Some foods just go together. The two are so intertwined that the idea of having one without the other just seems ludicrous and wrong. For Thanksgiving, it’s turkey and stuffing. We cook like a man, so the stuffing can’t be something out of a box. That’s not real cooking and we want our families salivating over our food like a basset hound at a butcher shop.
The Stuffing Breakdown
I’ll put this out there right now. Stuffing isn’t the easiest dish to make. If it was easy, then they wouldn’t have shoved everything together and put it into a box at the local grocery store. That being said, you can’t beat homemade stuffing. The grocery list may be a little long, but the payoff in deliciousness is well worth the time and effort put into its execution. Put away the box of premade stuffing and get ready to go on a journey your taste buds will be talking about for years.

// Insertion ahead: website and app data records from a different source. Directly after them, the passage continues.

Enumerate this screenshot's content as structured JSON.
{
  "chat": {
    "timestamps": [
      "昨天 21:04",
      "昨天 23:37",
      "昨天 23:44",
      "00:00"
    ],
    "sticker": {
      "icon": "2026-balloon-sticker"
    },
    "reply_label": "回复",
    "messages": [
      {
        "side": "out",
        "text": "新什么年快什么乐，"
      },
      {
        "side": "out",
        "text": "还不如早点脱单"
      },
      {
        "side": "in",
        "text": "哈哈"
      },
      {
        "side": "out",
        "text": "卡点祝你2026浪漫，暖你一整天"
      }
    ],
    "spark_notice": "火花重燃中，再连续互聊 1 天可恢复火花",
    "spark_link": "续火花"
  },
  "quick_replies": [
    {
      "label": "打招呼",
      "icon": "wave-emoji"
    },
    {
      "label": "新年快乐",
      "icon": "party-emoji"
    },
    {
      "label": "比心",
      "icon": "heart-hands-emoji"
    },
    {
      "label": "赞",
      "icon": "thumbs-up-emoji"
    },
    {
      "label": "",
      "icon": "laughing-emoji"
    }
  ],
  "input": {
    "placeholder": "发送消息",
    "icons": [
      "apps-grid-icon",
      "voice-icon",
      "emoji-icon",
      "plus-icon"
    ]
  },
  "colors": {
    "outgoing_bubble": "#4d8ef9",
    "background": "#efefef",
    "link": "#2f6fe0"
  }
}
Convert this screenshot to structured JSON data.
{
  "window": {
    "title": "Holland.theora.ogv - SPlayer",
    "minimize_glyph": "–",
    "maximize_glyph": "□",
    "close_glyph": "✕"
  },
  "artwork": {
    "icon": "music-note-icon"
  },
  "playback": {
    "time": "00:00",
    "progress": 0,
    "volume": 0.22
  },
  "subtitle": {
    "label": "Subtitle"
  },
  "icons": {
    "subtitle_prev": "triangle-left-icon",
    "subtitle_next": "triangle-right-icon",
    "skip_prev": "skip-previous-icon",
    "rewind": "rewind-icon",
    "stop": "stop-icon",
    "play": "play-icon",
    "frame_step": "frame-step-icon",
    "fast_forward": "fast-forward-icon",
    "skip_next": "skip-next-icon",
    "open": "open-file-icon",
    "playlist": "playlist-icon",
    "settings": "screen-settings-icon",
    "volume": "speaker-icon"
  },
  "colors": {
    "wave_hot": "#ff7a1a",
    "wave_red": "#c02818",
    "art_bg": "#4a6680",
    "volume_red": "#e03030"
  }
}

Creating Stuffing Perfection
Let’s start with a large skillet over medium heat
- Melt a cup of unsalted butter
- Add ¾ of a minced onion and 1 1/3 cups of celery chopped

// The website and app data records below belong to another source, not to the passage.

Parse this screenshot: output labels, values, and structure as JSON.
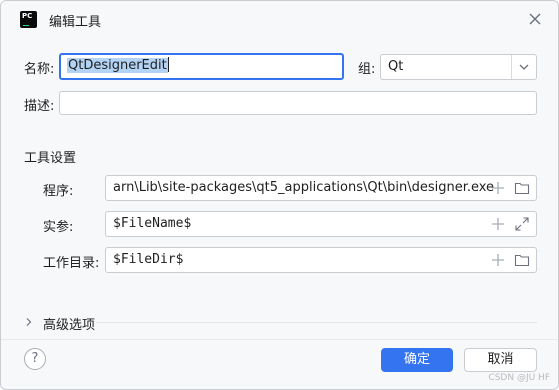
{
  "dialog": {
    "title": "编辑工具",
    "app_icon_text": "PC"
  },
  "form": {
    "name_label": "名称:",
    "name_value": "QtDesignerEdit",
    "group_label": "组:",
    "group_value": "Qt",
    "description_label": "描述:",
    "description_value": ""
  },
  "tool_settings": {
    "heading": "工具设置",
    "program_label": "程序:",
    "program_value": "arn\\Lib\\site-packages\\qt5_applications\\Qt\\bin\\designer.exe",
    "args_label": "实参:",
    "args_value": "$FileName$",
    "workdir_label": "工作目录:",
    "workdir_value": "$FileDir$"
  },
  "advanced": {
    "label": "高级选项"
  },
  "footer": {
    "help_label": "?",
    "ok_label": "确定",
    "cancel_label": "取消"
  },
  "watermark": "CSDN @JU HF",
  "colors": {
    "accent": "#3574f0",
    "selection": "#b3d3f5",
    "border": "#c9ccd1",
    "background": "#f7f8fa"
  },
  "icons": {
    "close": "close-icon",
    "chevron_down": "chevron-down-icon",
    "chevron_right": "chevron-right-icon",
    "add": "plus-icon",
    "folder": "folder-icon",
    "expand": "expand-icon",
    "help": "help-icon"
  }
}
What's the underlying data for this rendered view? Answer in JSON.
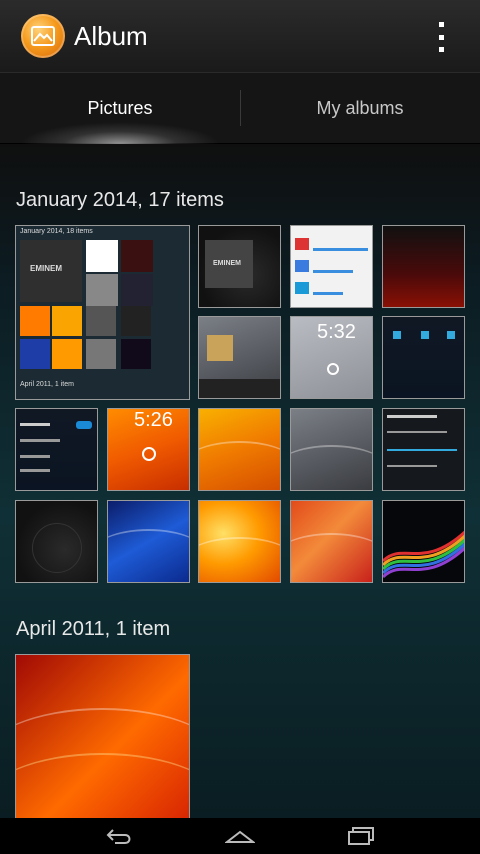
{
  "app": {
    "title": "Album",
    "icon": "album-picture-icon"
  },
  "overflow": {
    "icon": "overflow-menu-icon"
  },
  "tabs": [
    {
      "label": "Pictures",
      "active": true
    },
    {
      "label": "My albums",
      "active": false
    }
  ],
  "sections": [
    {
      "title": "January 2014, 17 items",
      "thumbs": [
        {
          "label": "January 2014, 18 items",
          "caption": "April 2011, 1 item",
          "overlay": "EMINEM"
        },
        {
          "overlay": "EMINEM"
        },
        {},
        {},
        {},
        {},
        {
          "clock": "5:32"
        },
        {},
        {},
        {
          "clock": "5:26"
        },
        {},
        {},
        {},
        {},
        {},
        {},
        {}
      ]
    },
    {
      "title": "April 2011, 1 item",
      "thumbs": [
        {}
      ]
    }
  ],
  "navbar": {
    "back_icon": "back-arrow-icon",
    "home_icon": "home-icon",
    "recents_icon": "recent-apps-icon"
  },
  "colors": {
    "actionbar": "#222222",
    "accent_orange": "#f59a1c",
    "content_teal": "#0f3036"
  }
}
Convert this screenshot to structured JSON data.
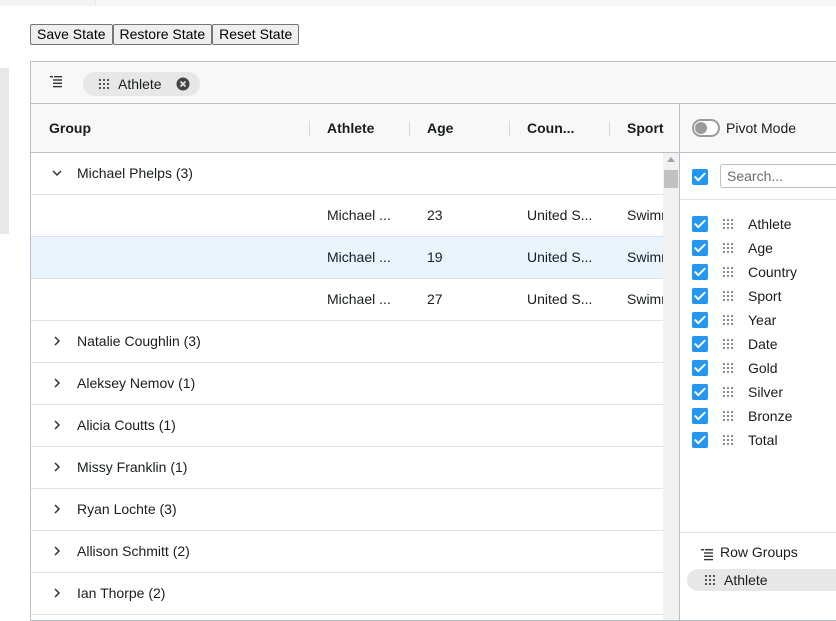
{
  "toolbar": {
    "save_label": "Save State",
    "restore_label": "Restore State",
    "reset_label": "Reset State"
  },
  "row_group_panel": {
    "chip_label": "Athlete"
  },
  "columns": {
    "group": "Group",
    "athlete": "Athlete",
    "age": "Age",
    "country": "Coun...",
    "sport": "Sport"
  },
  "rows": [
    {
      "type": "group",
      "label": "Michael Phelps (3)",
      "expanded": true
    },
    {
      "type": "leaf",
      "athlete": "Michael ...",
      "age": "23",
      "country": "United S...",
      "sport": "Swimr"
    },
    {
      "type": "leaf",
      "athlete": "Michael ...",
      "age": "19",
      "country": "United S...",
      "sport": "Swimr",
      "selected": true
    },
    {
      "type": "leaf",
      "athlete": "Michael ...",
      "age": "27",
      "country": "United S...",
      "sport": "Swimr"
    },
    {
      "type": "group",
      "label": "Natalie Coughlin (3)",
      "expanded": false
    },
    {
      "type": "group",
      "label": "Aleksey Nemov (1)",
      "expanded": false
    },
    {
      "type": "group",
      "label": "Alicia Coutts (1)",
      "expanded": false
    },
    {
      "type": "group",
      "label": "Missy Franklin (1)",
      "expanded": false
    },
    {
      "type": "group",
      "label": "Ryan Lochte (3)",
      "expanded": false
    },
    {
      "type": "group",
      "label": "Allison Schmitt (2)",
      "expanded": false
    },
    {
      "type": "group",
      "label": "Ian Thorpe (2)",
      "expanded": false
    }
  ],
  "side_panel": {
    "pivot_mode_label": "Pivot Mode",
    "search_placeholder": "Search...",
    "columns": [
      "Athlete",
      "Age",
      "Country",
      "Sport",
      "Year",
      "Date",
      "Gold",
      "Silver",
      "Bronze",
      "Total"
    ],
    "row_groups_title": "Row Groups",
    "row_group_item": "Athlete"
  },
  "colors": {
    "accent": "#2196f3",
    "selected_row": "#eaf4fd",
    "header_bg": "#f8f8f8",
    "border": "#babfc7"
  }
}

- Sauté until nice and soft … Your kitchen will smell amazing already.
- Stir in 2 teaspoons of salt, 2 teaspoons of pepper and 1 tablespoon of sage
- Let cook for another 3-4 minutes … We have to make sure the spices cook into the veggies.
- In a separate bowl, place in 12 cups of bread cubes … You can get these at the store or make your own.
- Put about ¼ of the previously made mixture into the bowl and mix.
- Repeat until the mixture is all used up.
The Stuffing – Dry or Wet?
The stuffing is good as is, but it might be a little too dry for some people. If you’re anything like me, then you drown it in gravy anyway. If you like a little more heft to your stuffing, then add some unsalted chicken broth. Slowly pour a little into the crumbs to moisten. When you’ve got it how you like it, then add to the turkey. It’s heavenly.
For more great Thanksgiving recipes, explore dadsthatcook.com and find out everything we have to offer.